My first escapade to NYC was in the summer of 1995. Freshly graduated from high school I studied at the Joffrey Ballet in Greenwich Village. Though my childhood in Texan suburbia did not prepare me for the cosmopolis that awaited me, my love of dance and music and poetry certainly did. While gaping at all of NYC’s delicious summer-ness, I found the home of Edna St. Vincent Millay — my favorite poet — while strolling through the Village. Also called “The Narrowest House in the Village” 75 1/2 Bedford Street had also been the home of Cary Grant and John Barrymore.
Big celebrities. Very small house.
I admit that nearly every time I am in NYC, I still go back to visit this little house because I have this secret dream to one day live there.
Read today that my dream house is on the market. You know — only $4.3 M, which is $4,343 per square foot. Ouch! How is a poet supposed to live there? Moreover, the price of the house has DOUBLED since it was last on the market in 2010. YIKES!

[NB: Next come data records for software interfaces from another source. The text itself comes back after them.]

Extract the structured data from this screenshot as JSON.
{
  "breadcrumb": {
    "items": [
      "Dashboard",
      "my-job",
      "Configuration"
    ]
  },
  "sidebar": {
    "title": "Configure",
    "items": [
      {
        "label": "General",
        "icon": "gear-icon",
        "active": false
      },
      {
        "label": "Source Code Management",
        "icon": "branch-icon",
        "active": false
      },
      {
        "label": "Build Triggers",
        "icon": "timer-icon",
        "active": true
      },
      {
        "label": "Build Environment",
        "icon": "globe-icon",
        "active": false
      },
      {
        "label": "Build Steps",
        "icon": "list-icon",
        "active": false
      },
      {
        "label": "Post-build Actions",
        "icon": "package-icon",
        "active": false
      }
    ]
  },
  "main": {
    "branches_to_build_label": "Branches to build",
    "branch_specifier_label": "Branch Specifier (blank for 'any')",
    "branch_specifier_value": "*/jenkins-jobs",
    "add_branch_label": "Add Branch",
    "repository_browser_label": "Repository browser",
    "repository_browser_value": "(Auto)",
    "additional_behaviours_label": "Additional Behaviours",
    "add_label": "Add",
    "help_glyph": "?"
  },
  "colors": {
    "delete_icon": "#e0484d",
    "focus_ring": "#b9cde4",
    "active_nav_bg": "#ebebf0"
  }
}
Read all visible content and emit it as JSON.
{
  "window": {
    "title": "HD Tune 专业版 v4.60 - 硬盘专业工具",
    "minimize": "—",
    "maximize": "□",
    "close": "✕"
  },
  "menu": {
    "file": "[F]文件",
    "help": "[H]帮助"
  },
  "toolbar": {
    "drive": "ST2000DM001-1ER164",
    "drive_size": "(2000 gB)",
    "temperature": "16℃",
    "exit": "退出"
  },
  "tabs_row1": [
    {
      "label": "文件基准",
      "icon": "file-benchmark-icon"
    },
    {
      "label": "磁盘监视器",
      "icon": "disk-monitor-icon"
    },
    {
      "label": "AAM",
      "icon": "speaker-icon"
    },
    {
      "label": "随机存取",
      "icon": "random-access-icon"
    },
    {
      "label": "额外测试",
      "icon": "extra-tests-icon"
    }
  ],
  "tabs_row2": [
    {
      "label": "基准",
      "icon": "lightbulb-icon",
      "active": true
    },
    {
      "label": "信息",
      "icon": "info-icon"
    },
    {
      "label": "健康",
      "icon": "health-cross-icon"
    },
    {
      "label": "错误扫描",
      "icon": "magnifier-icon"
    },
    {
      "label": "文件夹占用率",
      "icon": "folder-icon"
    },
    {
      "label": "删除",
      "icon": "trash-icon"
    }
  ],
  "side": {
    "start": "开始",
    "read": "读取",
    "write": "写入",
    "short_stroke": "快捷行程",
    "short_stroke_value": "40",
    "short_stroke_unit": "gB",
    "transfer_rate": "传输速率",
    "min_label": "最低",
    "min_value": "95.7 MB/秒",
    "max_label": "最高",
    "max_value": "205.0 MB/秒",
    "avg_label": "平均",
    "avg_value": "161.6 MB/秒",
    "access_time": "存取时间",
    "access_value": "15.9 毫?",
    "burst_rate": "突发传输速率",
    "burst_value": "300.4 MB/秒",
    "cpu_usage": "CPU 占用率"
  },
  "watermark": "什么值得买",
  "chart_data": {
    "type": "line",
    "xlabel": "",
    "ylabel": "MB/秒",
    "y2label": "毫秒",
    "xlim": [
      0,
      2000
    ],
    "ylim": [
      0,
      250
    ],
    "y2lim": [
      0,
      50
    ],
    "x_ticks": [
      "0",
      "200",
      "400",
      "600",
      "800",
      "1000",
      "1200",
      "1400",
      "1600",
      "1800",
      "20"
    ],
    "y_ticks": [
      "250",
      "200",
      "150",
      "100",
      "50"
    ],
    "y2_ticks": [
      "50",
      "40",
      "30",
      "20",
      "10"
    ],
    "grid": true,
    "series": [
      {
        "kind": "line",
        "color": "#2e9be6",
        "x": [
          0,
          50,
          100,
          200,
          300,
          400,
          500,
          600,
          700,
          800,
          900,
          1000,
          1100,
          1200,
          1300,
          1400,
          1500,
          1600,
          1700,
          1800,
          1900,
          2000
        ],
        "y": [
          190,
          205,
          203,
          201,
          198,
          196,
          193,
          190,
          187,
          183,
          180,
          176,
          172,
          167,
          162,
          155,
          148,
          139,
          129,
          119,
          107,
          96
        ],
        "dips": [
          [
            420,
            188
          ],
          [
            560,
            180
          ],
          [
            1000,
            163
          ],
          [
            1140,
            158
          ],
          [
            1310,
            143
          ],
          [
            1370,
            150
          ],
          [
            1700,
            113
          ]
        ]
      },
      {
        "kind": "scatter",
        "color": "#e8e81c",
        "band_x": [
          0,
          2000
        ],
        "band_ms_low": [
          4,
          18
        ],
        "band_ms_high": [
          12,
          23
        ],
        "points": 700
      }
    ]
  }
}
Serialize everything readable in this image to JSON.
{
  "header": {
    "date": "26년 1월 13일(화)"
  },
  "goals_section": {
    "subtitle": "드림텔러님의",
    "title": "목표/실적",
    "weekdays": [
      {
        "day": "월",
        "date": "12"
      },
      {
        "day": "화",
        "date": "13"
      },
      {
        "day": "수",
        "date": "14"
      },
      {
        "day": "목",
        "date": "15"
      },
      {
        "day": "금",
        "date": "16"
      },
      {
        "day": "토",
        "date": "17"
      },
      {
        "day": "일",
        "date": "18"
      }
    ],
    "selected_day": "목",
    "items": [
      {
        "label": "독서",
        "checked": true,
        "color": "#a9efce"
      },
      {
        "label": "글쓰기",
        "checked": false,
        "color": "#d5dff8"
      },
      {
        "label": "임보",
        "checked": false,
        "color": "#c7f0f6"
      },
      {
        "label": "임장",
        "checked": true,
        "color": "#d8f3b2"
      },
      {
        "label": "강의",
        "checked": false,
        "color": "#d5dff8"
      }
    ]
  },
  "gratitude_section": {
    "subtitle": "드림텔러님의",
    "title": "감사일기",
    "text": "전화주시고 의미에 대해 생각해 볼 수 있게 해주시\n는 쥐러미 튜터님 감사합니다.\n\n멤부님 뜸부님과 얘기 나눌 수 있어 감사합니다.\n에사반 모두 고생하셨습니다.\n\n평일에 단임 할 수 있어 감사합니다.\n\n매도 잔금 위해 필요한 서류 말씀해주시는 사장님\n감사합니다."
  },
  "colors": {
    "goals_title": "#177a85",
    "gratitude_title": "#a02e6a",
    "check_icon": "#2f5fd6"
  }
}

My curiosity piqued and so I found some photos and floor plans to see what kind of renovation work has been done and it looks so BLAH! I would expect that a house with this much creative history would be renovated to at least some historic capacity (it was built in the mid-1880’s), right? Nope., another white and beige gut. Too bad, I say.
So, since it seems that all poetry has been covered up in paint and expensive marble and since this isn’t quite in my home buying financial plan, I will have to let someone else purchase her for now. I do hope, however, that they love Edna St. Vincent Millay as much as I do.
If you would like to see pictures of the interior of the house, click here.
And here is my favorite Edna St. Vincent Millay poem — “I Shall Forget You Presently My Dear”
I shall forget you presently, my dear,
So make the most of this, your little day,
Your little month, your little half a year,
Ere I forget, or die, or move away,
And we are done forever; by and by
I shall forget you, as I said, but now,
If you entreat me with your loveliest lie
I will protest you with my favorite vow.
I would indeed that love were longer-lived,
And oaths were not so brittle as they are,
But so it is, and nature has contrived
To struggle on without a break thus far,—
Whether or not we find what we are seeking
Is idle, biologically speaking.